It may not be the poster child for an endangered species, like a black rhino, Hawksbill turtle or baby mountain gorilla, but the male Western Capercaillie is a looker with blue-black tail feathers spread in a perfect fan, a goatee of the same blue-black plumage and scarlet eyebrows. The females are less eye-catching — beige and speckled like a female pheasant. Once there were thousands of these birds in France’s Jura Mountains, but now they’re in severe decline.

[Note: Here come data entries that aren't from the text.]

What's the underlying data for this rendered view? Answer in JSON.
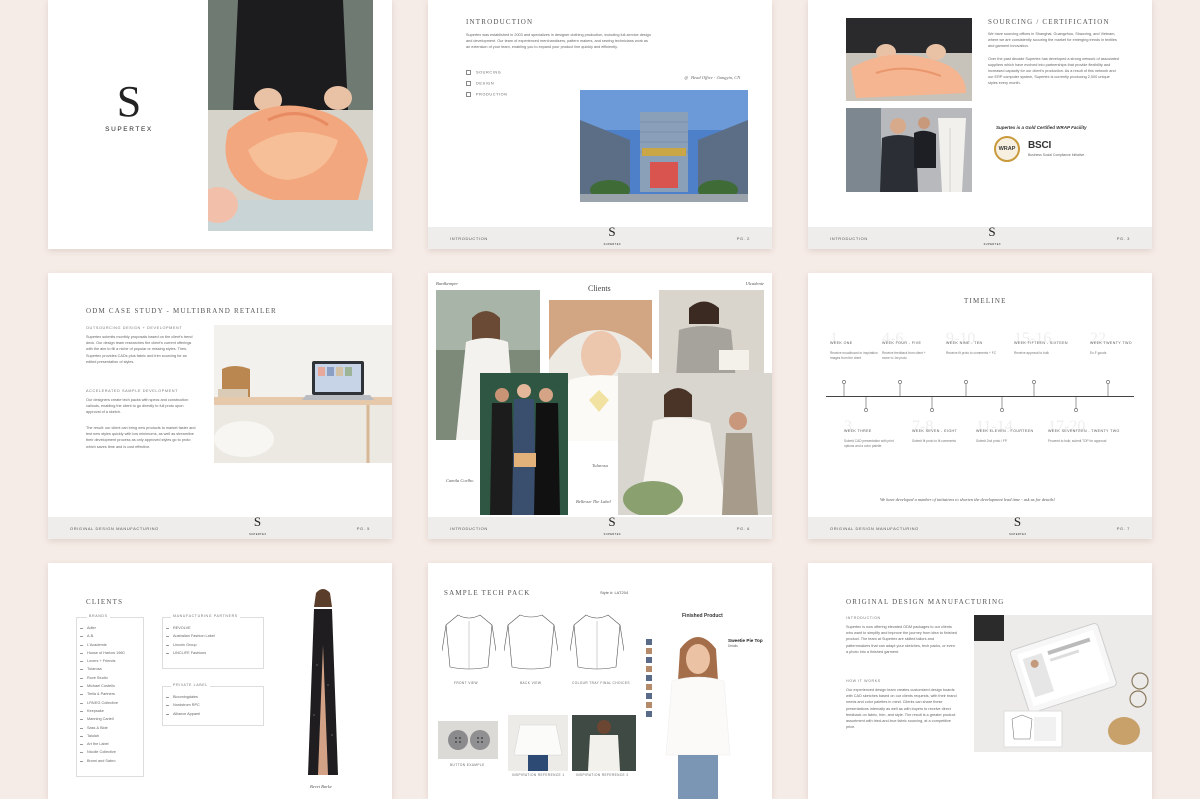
{
  "brand": {
    "logo_letter": "S",
    "name": "SUPERTEX"
  },
  "p2": {
    "title": "INTRODUCTION",
    "body": "Supertex was established in 2003 and specializes in designer clothing production, including full-service design and development. Our team of experienced merchandisers, pattern makers, and sewing technicians work as an extension of your team, enabling you to expand your product line quickly and efficiently.",
    "checklist": [
      "SOURCING",
      "DESIGN",
      "PRODUCTION"
    ],
    "office_caption": "Head Office - Jiangyin, CN",
    "footer_left": "INTRODUCTION",
    "footer_right": "PG. 2"
  },
  "p3": {
    "title": "SOURCING / CERTIFICATION",
    "body1": "We have sourcing offices in Shanghai, Guangzhou, Shaoxing, and Vietnam, where we are consistently scouring the market for emerging trends in textiles and garment innovation.",
    "body2": "Over the past decade Supertex has developed a strong network of associated suppliers which have evolved into partnerships that provide flexibility and increased capacity for our client's production. As a result of this network and our ERP computer system, Supertex is currently producing 2,000 unique styles every month.",
    "cert": "Supertex is a Gold Certified WRAP Facility",
    "wrap": "WRAP",
    "bsci": "BSCI",
    "bsci_sub": "Business Social Compliance Initiative",
    "footer_left": "INTRODUCTION",
    "footer_right": "PG. 3"
  },
  "p4": {
    "title": "ODM CASE STUDY - MULTIBRAND RETAILER",
    "sub1": "OUTSOURCING DESIGN + DEVELOPMENT",
    "body1": "Supertex submits monthly proposals based on the client's trend deck. Our design team researches the client's current offerings with the aim to fill a niche of popular or missing styles. Then, Supertex provides CADs plus fabric and trim sourcing for an edited presentation of styles.",
    "sub2": "ACCELERATED SAMPLE DEVELOPMENT",
    "body2": "Our designers create tech packs with specs and construction callouts, enabling the client to go directly to full proto upon approval of a sketch.",
    "body3": "The result: our client can bring new products to market faster and test new styles quickly with low minimums, as well as streamline their development process as only approved styles go to proto which saves time and is cost effective.",
    "footer_left": "ORIGINAL DESIGN MANUFACTURING",
    "footer_right": "PG. 5"
  },
  "p5": {
    "title": "Clients",
    "labels": [
      "Bardkemper",
      "Ulcadenie",
      "Camila Coelho",
      "Tularosa",
      "Bellevue The Label"
    ],
    "footer_left": "INTRODUCTION",
    "footer_right": "PG. 6"
  },
  "p6": {
    "title": "TIMELINE",
    "top": [
      {
        "num": "1",
        "week": "WEEK ONE",
        "desc": "Receive moodboard or inspiration images from the client"
      },
      {
        "num": "4-6",
        "week": "WEEK FOUR - FIVE",
        "desc": "Receive feedback from client + move to 1st proto"
      },
      {
        "num": "9-10",
        "week": "WEEK NINE - TEN",
        "desc": "Receive fit proto to comments + FC"
      },
      {
        "num": "15-16",
        "week": "WEEK FIFTEEN - SIXTEEN",
        "desc": "Receive approval to bulk"
      },
      {
        "num": "22",
        "week": "WEEK TWENTY TWO",
        "desc": "Ex-F goods"
      }
    ],
    "bottom": [
      {
        "num": "3",
        "week": "WEEK THREE",
        "desc": "Submit CAD presentation with print options and a color palette"
      },
      {
        "num": "7-8",
        "week": "WEEK SEVEN - EIGHT",
        "desc": "Submit fit proto to fit comments"
      },
      {
        "num": "11-14",
        "week": "WEEK ELEVEN - FOURTEEN",
        "desc": "Submit 2nd proto / FP"
      },
      {
        "num": "17-20",
        "week": "WEEK SEVENTEEN - TWENTY TWO",
        "desc": "Proceed to bulk; submit TOP for approval"
      }
    ],
    "note": "We have developed a number of initiatives to shorten the development lead time - ask us for details!",
    "footer_left": "ORIGINAL DESIGN MANUFACTURING",
    "footer_right": "PG. 7"
  },
  "p7": {
    "title": "CLIENTS",
    "brands_head": "BRANDS",
    "brands": [
      "Adler",
      "A.B.",
      "L'Academie",
      "House of Harlow 1960",
      "Lovers + Friends",
      "Tularosa",
      "Rove Studio",
      "Michael Costello",
      "Tiella & Partners",
      "LPA/EG Collective",
      "Keepsake",
      "Manning Cartell",
      "Sass & Bide",
      "Talulah",
      "Art the Label",
      "Nicolle Collective",
      "Bromi and Sabro"
    ],
    "partners_head": "MANUFACTURING PARTNERS",
    "partners": [
      "REVOLVE",
      "Australian Fashion Label",
      "Lincoln Group",
      "LINCLIFE Fashions"
    ],
    "private_head": "PRIVATE LABEL",
    "private": [
      "Bloomingdales",
      "Nordstrom RPC",
      "Alliance Apparel"
    ],
    "caption": "Bevet Burke"
  },
  "p8": {
    "title": "SAMPLE TECH PACK",
    "style": "Style #: LAT204",
    "views": [
      "FRONT VIEW",
      "BACK VIEW",
      "COLOUR TRAY FINAL CHOICES"
    ],
    "bottom": [
      "BUTTON EXAMPLE",
      "INSPIRATION REFERENCE 1",
      "INSPIRATION REFERENCE 2"
    ],
    "finished": "Finished Product",
    "product": "Sweetie Pie Top",
    "product_sub": "Details"
  },
  "p9": {
    "title": "ORIGINAL DESIGN MANUFACTURING",
    "sub1": "INTRODUCTION",
    "body1": "Supertex is now offering elevated ODM packages to our clients who want to simplify and improve the journey from idea to finished product. The team at Supertex are skilled tailors and patternmakers that can adapt your sketches, tech packs, or even a photo into a finished garment.",
    "sub2": "HOW IT WORKS",
    "body2": "Our experienced design team creates customized design boards with CAD sketches based on our clients requests, with their brand needs and color palettes in mind. Clients can share these presentations internally as well as with buyers to receive direct feedback on fabric, trim, and style. The result is a greater product assortment with tried-and-true fabric sourcing, at a competitive price."
  }
}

The WWF estimates that up to 0.1% of all species will become extinct each year. A species classed as being of ‘least concern’ by the IUCN (the International Union for the Conservation of Nature), the Western Capercaillie still has a relatively healthy population across much of Europe, which numbers over 1.5 million of these birds in the wild. Nonetheless, during the 1990s this species was completely eliminated from the French Alps, and with only 280 of these birds left in the Jura Mountains (according to the 2021 survey), Forestry Officer for the Haut-Jura Regional Park Axel Peyric fears that they could disappear from here too. Why is the Western Capercaillie, which is proliferating in so much of Europe, steadily getting eliminated in France? It’s not a species that’s suffering overtly from global warming — this decline is due to habitat destruction, largely because of deforestation linked to the ski industry.
“Expanding ski resorts and the huge growth of the ski industry definitely helped eliminate the Western Capercaillie in the Alps,” says Peyric.

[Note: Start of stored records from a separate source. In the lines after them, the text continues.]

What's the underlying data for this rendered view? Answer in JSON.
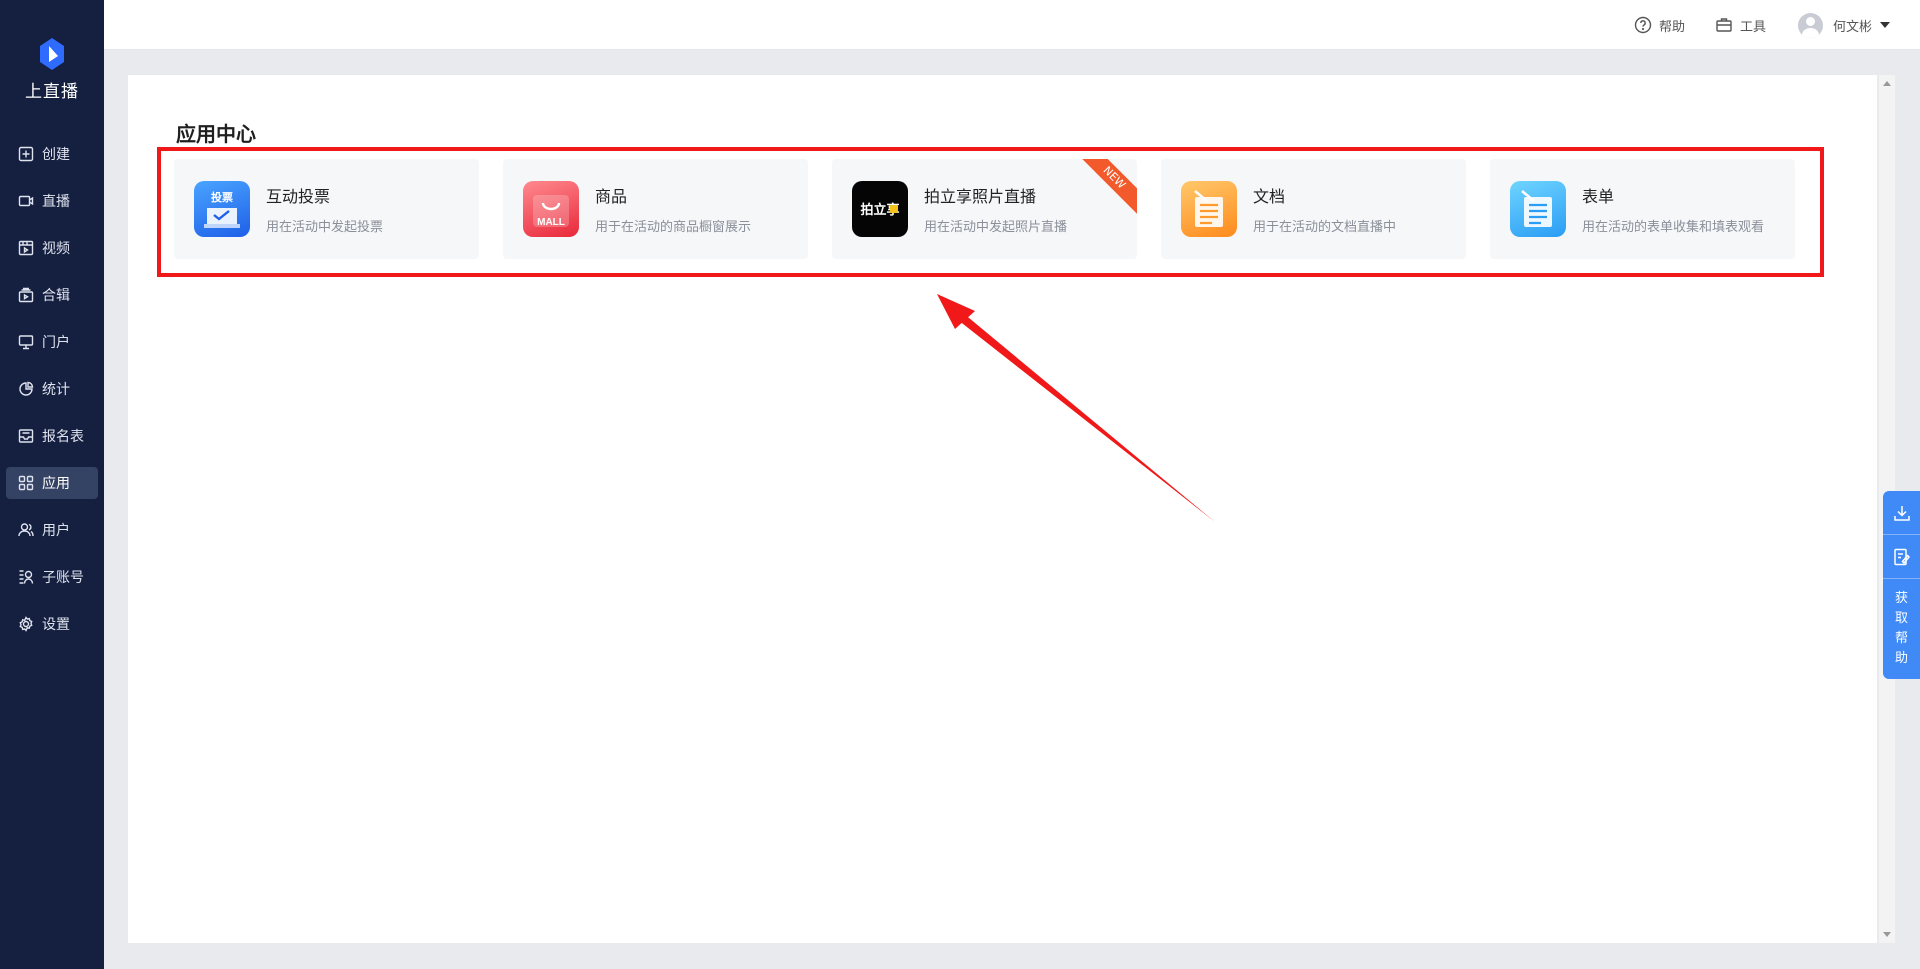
{
  "app": {
    "brand": "上直播",
    "brand_color": "#2f6bff"
  },
  "sidebar": {
    "items": [
      {
        "label": "创建",
        "icon": "plus-square-icon"
      },
      {
        "label": "直播",
        "icon": "camera-icon"
      },
      {
        "label": "视频",
        "icon": "film-icon"
      },
      {
        "label": "合辑",
        "icon": "collection-icon"
      },
      {
        "label": "门户",
        "icon": "monitor-icon"
      },
      {
        "label": "统计",
        "icon": "pie-chart-icon"
      },
      {
        "label": "报名表",
        "icon": "inbox-icon"
      },
      {
        "label": "应用",
        "icon": "grid-icon",
        "active": true
      },
      {
        "label": "用户",
        "icon": "users-icon"
      },
      {
        "label": "子账号",
        "icon": "sub-account-icon"
      },
      {
        "label": "设置",
        "icon": "gear-icon"
      }
    ]
  },
  "header": {
    "help_label": "帮助",
    "tools_label": "工具",
    "user_name": "何文彬"
  },
  "main": {
    "section_title": "应用中心",
    "apps": [
      {
        "name": "互动投票",
        "desc": "用在活动中发起投票",
        "icon_text": "投票"
      },
      {
        "name": "商品",
        "desc": "用于在活动的商品橱窗展示",
        "icon_text": "MALL"
      },
      {
        "name": "拍立享照片直播",
        "desc": "用在活动中发起照片直播",
        "icon_text": "拍立享",
        "badge": "NEW"
      },
      {
        "name": "文档",
        "desc": "用于在活动的文档直播中",
        "icon_text": ""
      },
      {
        "name": "表单",
        "desc": "用在活动的表单收集和填表观看",
        "icon_text": ""
      }
    ]
  },
  "float": {
    "help_chars": [
      "获",
      "取",
      "帮",
      "助"
    ]
  },
  "colors": {
    "sidebar_bg": "#152041",
    "active_item_bg": "#344264",
    "annotation_red": "#f01818",
    "float_blue": "#3f8af7"
  }
}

With just five ski stations, Jura pales in comparison to its alpine neighbour, but Nordic skiing is particularly prolific here. Seen as less damaging than downhill skiing (much less deforestation, no need for energy-chugging chairlifts), many skiers concerned about the environment are making the switch. However, even Nordic skiing might be threatening the Western Capercaillie’s habitat, and in 2021, the Jura region lost 505 hectares of natural forest, equating to over 5% of the total tree cover gone within one year.
“Jura’s forests are becoming increasingly split up due to human intervention,” says Peyric. “There’s widespread deforestation, which destroys the birds’ homes. As to rising temperatures, we’re not yet sure whether this affects the Western Capercaillie, although we suspect it may make reproduction more difficult. In fact, hot weather following the birth of the chicks improves their survival rate! But the biggest problem we face here is the same as it was in the Alps — habitat destruction.”
The Western Capercaillie is emblematic of Jura, and representations of the bird are regularly seen decorating the walls of gites and restaurants. As their habitats are destroyed, they are increasingly seen on Jura’s slopes. In 2021, a video of one went viral after it came face-to-face with a Swedish skier.
In France, the Pyrenees currently have the highest population of Western Capercaillie in France at around 6,000, and smaller populations of the bird live in the Vosges, and in Jura, albeit their numbers have declined by roughly 60% since the 1960s. In the Cévennes, where the Western Capercaillie went completely extinct, they were successfully reintroduced in the 1970s. Peyric takes a three-pronged approach to stopping the same thing happening in Jura.
“First we educate people so that they can identify a Western Capercaillie when they see one,” he says. “Then we explain why they need protection — they’re not as common as people think and have already gone extinct from several areas. The third and arguably most important is maintaining their habitats, providing them with a safe space to reproduce and nest.”
It seems it may be working. In 2019, ski station Les Rousses in Haut-Jura was forbidden from building two new pistes, which would have resulted in five kilometres of deforestation. This year, low snowfall meant that many of Jura’s ski stations struggled to open at all. As Jura’s ski resorts move increasingly away from downhill skiing, will it be easier to limit deforestation and protect the habitats of Western Capercaillie and other native species? Peyric hopes so, but managed correctly, he doesn’t feel protecting wildlife has to be to the detriment of the ski industry.
“Yes, the ski industry can be incredibly damaging to wildlife, particularly in destroying their habitats,” says Peyric. “But I believe the Western Capercaillie and Jura’s ski industry can cohabitate harmoniously.”